“The devil take your soul!” Laertes screamed at Hamlet as he lunged at him.
“A sad prayer!” Hamlet said. “Take your hands off my throat! I may not be hot-headed and rash but there is something dangerous in me you’d do well to fear. Take away your hand!”
“Separate them! Separate them!’ the King yelled.
“Hamlet! Hamlet!” the Queen yelled.
Horatio rushed to restrain Hamlet: “Good my lord, calm down!”
“I will fight with him on this matter until the last glimmer in my eyes!” Hamlet yelled.
“Oh, my son, what’s the matter?” the Queen pleaded.

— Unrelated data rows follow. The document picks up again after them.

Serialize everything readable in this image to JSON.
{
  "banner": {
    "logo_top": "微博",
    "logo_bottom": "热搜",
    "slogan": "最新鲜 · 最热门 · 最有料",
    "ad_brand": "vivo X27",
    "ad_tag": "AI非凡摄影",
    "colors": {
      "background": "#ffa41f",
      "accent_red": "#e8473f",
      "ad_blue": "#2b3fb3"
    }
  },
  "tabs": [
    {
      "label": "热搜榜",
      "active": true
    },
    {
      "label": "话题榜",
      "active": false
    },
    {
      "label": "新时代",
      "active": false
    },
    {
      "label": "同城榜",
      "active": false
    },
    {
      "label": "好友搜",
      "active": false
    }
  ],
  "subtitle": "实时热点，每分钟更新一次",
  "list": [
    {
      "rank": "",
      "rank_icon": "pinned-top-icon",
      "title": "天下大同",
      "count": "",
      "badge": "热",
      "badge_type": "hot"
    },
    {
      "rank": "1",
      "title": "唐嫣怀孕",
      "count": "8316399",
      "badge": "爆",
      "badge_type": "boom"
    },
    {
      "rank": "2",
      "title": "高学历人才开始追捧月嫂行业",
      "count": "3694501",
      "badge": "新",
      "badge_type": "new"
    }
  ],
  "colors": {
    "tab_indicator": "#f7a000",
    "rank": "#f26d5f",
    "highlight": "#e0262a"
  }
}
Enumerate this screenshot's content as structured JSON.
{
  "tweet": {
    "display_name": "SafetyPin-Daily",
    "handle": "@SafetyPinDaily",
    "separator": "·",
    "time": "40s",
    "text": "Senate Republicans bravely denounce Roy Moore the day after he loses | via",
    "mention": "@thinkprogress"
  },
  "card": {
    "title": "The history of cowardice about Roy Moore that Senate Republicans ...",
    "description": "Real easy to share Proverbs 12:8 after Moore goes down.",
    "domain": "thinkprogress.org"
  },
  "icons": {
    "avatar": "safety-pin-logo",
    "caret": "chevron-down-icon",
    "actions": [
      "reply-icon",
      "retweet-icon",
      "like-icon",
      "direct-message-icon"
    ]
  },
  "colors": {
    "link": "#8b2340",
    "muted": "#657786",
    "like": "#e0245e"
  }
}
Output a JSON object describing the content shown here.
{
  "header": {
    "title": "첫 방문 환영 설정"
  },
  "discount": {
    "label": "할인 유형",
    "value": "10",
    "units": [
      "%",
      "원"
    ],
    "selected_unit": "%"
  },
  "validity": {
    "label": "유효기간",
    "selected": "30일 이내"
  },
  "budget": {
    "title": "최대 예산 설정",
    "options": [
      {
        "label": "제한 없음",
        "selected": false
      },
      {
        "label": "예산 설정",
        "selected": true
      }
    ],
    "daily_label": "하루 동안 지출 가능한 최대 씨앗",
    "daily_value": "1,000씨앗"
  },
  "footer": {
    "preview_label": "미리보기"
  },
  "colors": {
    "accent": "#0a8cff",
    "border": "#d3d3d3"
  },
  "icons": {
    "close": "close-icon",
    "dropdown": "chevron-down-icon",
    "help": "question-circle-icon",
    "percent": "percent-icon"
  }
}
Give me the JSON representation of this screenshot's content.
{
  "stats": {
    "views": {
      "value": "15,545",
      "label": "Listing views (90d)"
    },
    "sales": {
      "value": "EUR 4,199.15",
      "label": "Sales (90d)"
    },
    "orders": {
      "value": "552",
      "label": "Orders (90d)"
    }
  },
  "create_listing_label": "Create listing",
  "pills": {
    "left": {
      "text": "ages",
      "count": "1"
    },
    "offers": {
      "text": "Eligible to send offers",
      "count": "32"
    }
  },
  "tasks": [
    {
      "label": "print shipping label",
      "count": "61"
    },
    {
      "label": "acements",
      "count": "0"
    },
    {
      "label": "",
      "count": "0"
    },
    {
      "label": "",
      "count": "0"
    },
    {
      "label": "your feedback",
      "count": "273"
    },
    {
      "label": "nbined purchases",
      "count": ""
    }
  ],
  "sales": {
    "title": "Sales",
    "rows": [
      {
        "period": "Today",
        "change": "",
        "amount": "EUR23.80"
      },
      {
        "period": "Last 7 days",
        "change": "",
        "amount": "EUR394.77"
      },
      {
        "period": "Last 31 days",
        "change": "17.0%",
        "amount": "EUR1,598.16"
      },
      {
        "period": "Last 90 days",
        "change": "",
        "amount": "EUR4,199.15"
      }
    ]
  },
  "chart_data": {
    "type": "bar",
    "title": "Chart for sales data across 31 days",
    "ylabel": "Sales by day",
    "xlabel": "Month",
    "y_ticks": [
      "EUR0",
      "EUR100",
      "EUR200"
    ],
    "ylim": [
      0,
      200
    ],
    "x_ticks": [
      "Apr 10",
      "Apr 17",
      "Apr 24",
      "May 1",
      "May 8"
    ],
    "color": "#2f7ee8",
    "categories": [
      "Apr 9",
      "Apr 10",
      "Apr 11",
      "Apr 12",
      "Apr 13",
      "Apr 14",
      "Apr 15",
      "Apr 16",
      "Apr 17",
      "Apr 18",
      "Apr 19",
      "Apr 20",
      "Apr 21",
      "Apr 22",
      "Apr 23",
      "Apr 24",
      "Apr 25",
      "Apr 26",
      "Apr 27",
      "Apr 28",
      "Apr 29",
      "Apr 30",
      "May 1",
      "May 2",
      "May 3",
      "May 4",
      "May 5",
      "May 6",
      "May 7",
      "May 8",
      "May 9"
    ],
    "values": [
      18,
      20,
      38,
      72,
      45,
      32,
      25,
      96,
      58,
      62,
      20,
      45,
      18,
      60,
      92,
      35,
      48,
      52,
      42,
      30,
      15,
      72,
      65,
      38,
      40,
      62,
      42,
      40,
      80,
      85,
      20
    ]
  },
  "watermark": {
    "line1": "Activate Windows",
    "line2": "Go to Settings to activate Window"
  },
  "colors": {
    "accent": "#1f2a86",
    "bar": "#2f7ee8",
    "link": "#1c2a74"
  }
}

“I loved Ophelia. Forty thousand brothers and their love cannot exceed mine. What will you do for her?”
“Oh, he is mad, Laertes!” the King said, clearly seeing control slip away.
“For the love of God, leave him alone!” the Queen sobbed.
“Come, show me what you would do!” Hamlet screamed at Laertes. “Will you weep, will you fight, will you fast, will you wound yourself, will you drink vinegar, eat a crocodile? I’ll do it. Have you come here to whine and upstage me by leaping in her grave? Be buried with her, then so will I! And if you prattle on about mountains then let them throw millions of acres on top of us until their peak is scorched by the sun. High enough to make the mountain of Ossa look like a mere wart! Open your mouth and I’ll rant as well as you!”
“This is lunacy!” Gertrude yelled. “He will carry on like this for a while. When it’s over he’ll be as placid as a nursing dove.”
“Listen here, Laertes. Why are you behaving like this? I always liked you. But it doesn’t matter. Whatever Hercules says, the cat will mew and the dog will have its day,” Hamlet said.
Hamlet fled, sorrowful and embarrassed.
“Horatio, follow him and make sure he’s is calm, will you?” the King asked.
Horatio ran after Hamlet. Now that the King had got rid of Horatio he turned to Laertes: “About our words last night, be patient. We will deal with the matter urgently.”
The King then turned to his wife, who stood startled and sobbing: “Gertrude, set a watch on your son. This grave will be marked with a monument. We will rest for a quiet hour and attend to things later.”